  • Noname

    Actually collection allows us to store different objects.
    List mylist = new ArrayList();

    will allow us to store only String objects.I think it will be a great disadvantage

  • Guest

    [I]Till today, our clients have not been aware what version of JDK we have been using.[/I]

    What does that matter? Besides, you don’t *have* to upgrade. The new features are a part of the language and promote type-safety.

    [I] it will force us to redefine our public interfaces (besides implementation) to our external clients/partners.[/I]

    Like any new language feature, you are not forced to do anything. However, depending on who your ‘clients’ are (eg. programmers or just end-users), they may demand the ability to use new features. However, old code will still work just as well as before without any changes at all.

    Generics offer conveniance and properly typed containers. They don’t take away anything and certainly don’t force you into anything (unless you want to use them).

  • Guest

    We have worked so hard to make our applications stable on J2SE1.4.x. If I understand ‘Generics’ correctly, it will force us to redefine our public interfaces (besides implementation) to our external clients/partners. Isn’t that bad? Till today, our clients have not been aware what version of JDK we have been using. But after J2SE5, they will know… :sigh

  • Guest

    I think this is just ti avoid something like class cast exception Only AT COMPILE TIME. and if i’m placing values or manuplating values at run time i’ll face same problem or class cast exception 😕
    if i am missing something then let me know.. but what’s Generics’s advantage if we consider problems of run time?

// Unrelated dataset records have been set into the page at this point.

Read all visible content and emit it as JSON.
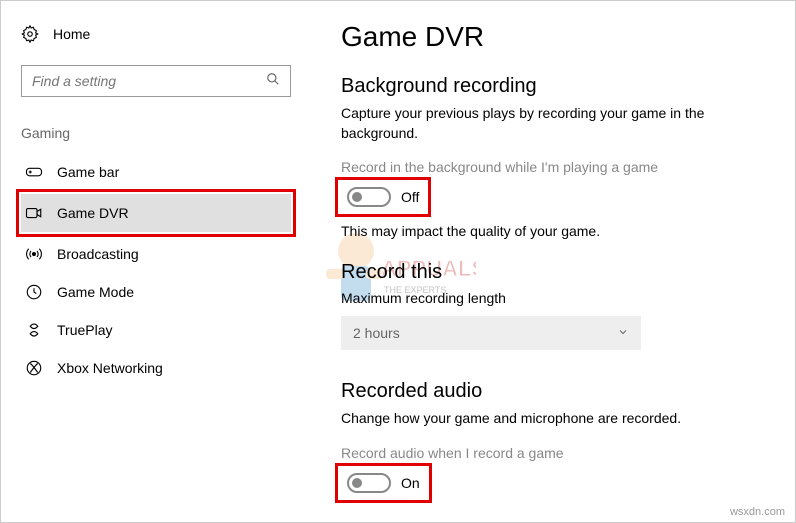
{
  "sidebar": {
    "home": "Home",
    "search_placeholder": "Find a setting",
    "category": "Gaming",
    "items": [
      {
        "label": "Game bar"
      },
      {
        "label": "Game DVR"
      },
      {
        "label": "Broadcasting"
      },
      {
        "label": "Game Mode"
      },
      {
        "label": "TruePlay"
      },
      {
        "label": "Xbox Networking"
      }
    ]
  },
  "main": {
    "title": "Game DVR",
    "bg_recording": {
      "heading": "Background recording",
      "desc": "Capture your previous plays by recording your game in the background.",
      "toggle_label": "Record in the background while I'm playing a game",
      "toggle_value": "Off",
      "note": "This may impact the quality of your game."
    },
    "record_this": {
      "heading": "Record this",
      "label": "Maximum recording length",
      "value": "2 hours"
    },
    "recorded_audio": {
      "heading": "Recorded audio",
      "desc": "Change how your game and microphone are recorded.",
      "toggle_label": "Record audio when I record a game",
      "toggle_value": "On"
    }
  },
  "watermark": "wsxdn.com"
}
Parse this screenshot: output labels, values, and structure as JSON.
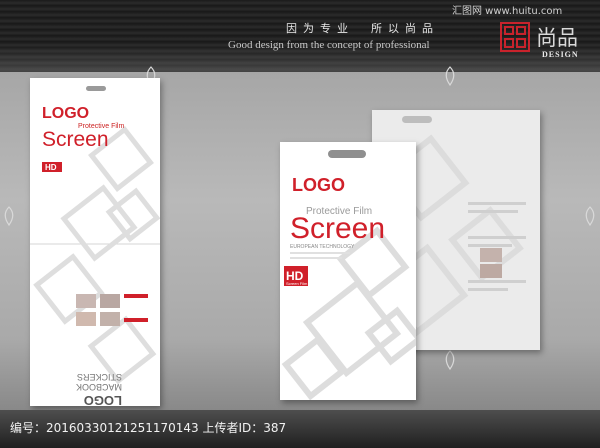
{
  "header": {
    "slogan_cn": "因为专业　所以尚品",
    "slogan_en": "Good design from the concept of professional",
    "watermark": "汇图网 www.huitu.com"
  },
  "brand": {
    "name_cn": "尚品",
    "design": "DESIGN"
  },
  "package": {
    "logo": "LOGO",
    "subtitle": "Protective Film",
    "title": "Screen",
    "tech": "EUROPEAN TECHNOLOGY",
    "badge": "HD",
    "badge_sub": "Screen Film",
    "flipped_logo": "LOGO",
    "flipped_line1": "MACBOOK",
    "flipped_line2": "STICKERS"
  },
  "footer": {
    "caption": "编号：20160330121251170143 上传者ID：387"
  },
  "colors": {
    "brand_red": "#d0202a",
    "seal_red": "#c9232c",
    "card_white": "#ffffff",
    "back_card": "#ebebeb"
  }
}
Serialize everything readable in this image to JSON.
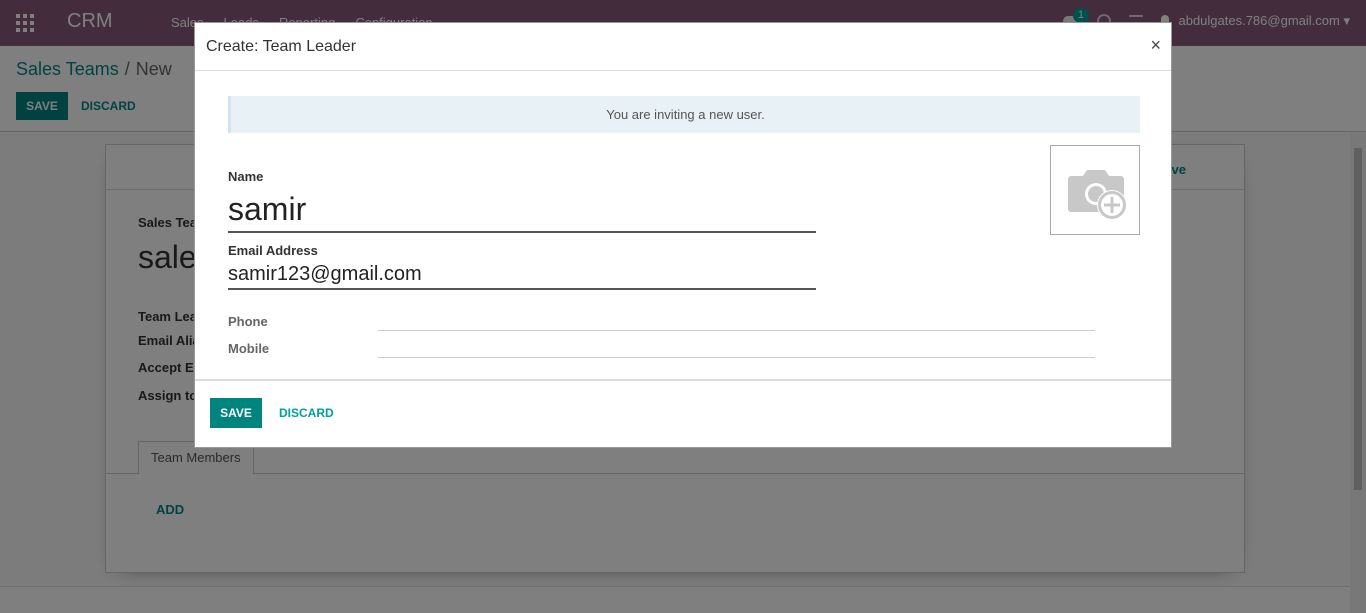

  • Guest

    Generics is nice. But not sure if changing the core Java language will lead to more confusion or benefits.